Sub soil moisture level is one key aspect to consider if planning a summer crop, especially in non-traditional summer crop areas.
Soil type is also important, so is assessing possible herbicide residual issues, how a summer crop may affect future farming programs, likely weed issues, soil fertility, pests, diseases and possible fodder value if a grain crop fails.
Several farmers as far south as Victoria over the years, have successfully grown dryland summer crops in non-traditional summer cropping areas.
Most will tell you to forget it if you don't have a near full soil water profile and only grow it on soils that can store good levels of plant available soil water (PAW). So, for many farmers summer cropping is only a consideration if a series of above average rain events occur in time for summer crop sowing.
Some soils, like a deep clay loam, can store 200 millimetres of PAW to 2 metres depth. In contrast a sandy loam surface over light clay, may only store 100mm PAW.
Stored soil moisture is essential in most traditional summer cropping areas, let alone in areas with less reliable summer rain, to get them through typical hot and dry summer growing periods.
One simple tool to assist with soil moisture levels is the Fawcett push probe (see dpi.nsw.gov.au/agriculture/irrigation/irrigation/scheduling/moisture-probe).
It can be easily made with care, can determine soil water depth and ease of pushing helps assess if soil is partially or near full of stored soil water. Far more sophisticated soil monitors are available and now commonly used by farmers.
Apps have also been designed to assess likely PAW. The Soilwater app is an example and estimates likely PAW provided you accurately enter data such as soil type and depth, fallow commencement, stubble cover and location to nearest BOM weather station (or enter own rainfall data). Soilwater assumes fallow management has been of a high standard.
Risk of sowing on limited PAW can be checked via the CliMate app that assesses probability of receiving a given amount of rain in the growing season. Information such as growing time and nearest BOM recording centre provides estimates based on past rainfall records.
Check herbicide labels for products used in previous crops or fallows, as some could have residual activity that may adversely impact on some summer crops. Residual soil activity of some herbicides can be prolonged in extended dry periods.
Table 2 in the NSW DPI's latest Weed Control in Winter Crops booklet provides useful herbicide residual activity, including in relation to several summer crops. Fallow herbicide drift can also be a big risk factor.

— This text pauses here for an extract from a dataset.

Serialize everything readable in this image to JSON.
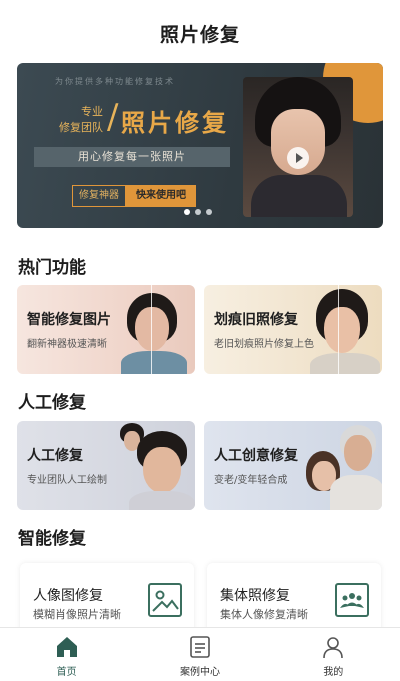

Last year via this column regular summer croppers, Mark and Katrina Swift of Kebby and Watson Tichborne, highlighted the need to carefully assess plans for summer crops. They stressed that summer cropping required a business plan that included regular monitoring (that can clash with times, such as traditional holidays) for issues like pest control.
Broadleaf crops like mung beans especially require monitoring twice a week with prompt control if pest numbers are above threshold levels.
Mark Swift stressed that summer crops need to be considered as an important part of the rotation, properly budgeted for, including cash flow implications, work requirements and impact on future crops such as sequencing back to winter crops.
Agronomy issues with summer cropping include row configuration and sowing rate (plant population). For example, NSW DPI research, funded by GRDC noted that for grain sorghum solid row configuration, 1m spacing, generally gave the greatest return in above average seasons.
In a good season, the advantage over skip row configuration can be as high as 1 tonne a hectare. If yields are low, the difference between row configuration is much smaller.
Research also showed that sorghum established populations from 30,000 to 50,000/ha yielded similarly when yields were between 2-4t/ha and only in very low yield situations (about 1t/ha) 15,000 to 30,000 plants/ha yielded better. Hybrids with at least a moderate level of tillering and mid-season maturity commonly yielded best.
Next week: Series of canola growing seminars coming.
- Bob Freebairn is an agricultural consultant based at Coonabarabran. Email email@example.com or contact (0428) 752 149.